A word-for-word reproduction of the listing is required.

—————

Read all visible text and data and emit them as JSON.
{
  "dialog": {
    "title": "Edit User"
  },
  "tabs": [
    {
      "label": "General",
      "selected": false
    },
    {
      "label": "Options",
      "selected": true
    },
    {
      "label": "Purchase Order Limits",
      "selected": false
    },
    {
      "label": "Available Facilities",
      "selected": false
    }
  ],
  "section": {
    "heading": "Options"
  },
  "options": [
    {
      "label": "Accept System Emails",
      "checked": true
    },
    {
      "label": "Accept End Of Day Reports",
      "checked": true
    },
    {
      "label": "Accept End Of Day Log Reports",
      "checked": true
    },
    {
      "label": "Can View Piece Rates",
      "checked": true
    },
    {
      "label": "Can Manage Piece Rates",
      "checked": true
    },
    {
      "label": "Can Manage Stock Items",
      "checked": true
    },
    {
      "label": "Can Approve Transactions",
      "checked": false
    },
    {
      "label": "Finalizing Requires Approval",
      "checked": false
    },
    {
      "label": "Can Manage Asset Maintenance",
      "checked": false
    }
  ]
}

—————

Worked solution
Read all visible text and data and emit them as JSON.
{
  "dialog": {
    "title": "Edit User"
  },
  "tabs": [
    {
      "label": "General",
      "selected": false
    },
    {
      "label": "Options",
      "selected": true
    },
    {
      "label": "Purchase Order Limits",
      "selected": false
    },
    {
      "label": "Available Facilities",
      "selected": false
    }
  ],
  "section": {
    "heading": "Options"
  },
  "options": [
    {
      "label": "Accept System Emails",
      "checked": true
    },
    {
      "label": "Accept End Of Day Reports",
      "checked": true
    },
    {
      "label": "Accept End Of Day Log Reports",
      "checked": true
    },
    {
      "label": "Can View Piece Rates",
      "checked": true
    },
    {
      "label": "Can Manage Piece Rates",
      "checked": true
    },
    {
      "label": "Can Manage Stock Items",
      "checked": true
    },
    {
      "label": "Can Approve Transactions",
      "checked": false
    },
    {
      "label": "Finalizing Requires Approval",
      "checked": false
    },
    {
      "label": "Can Manage Asset Maintenance",
      "checked": false
    }
  ]
}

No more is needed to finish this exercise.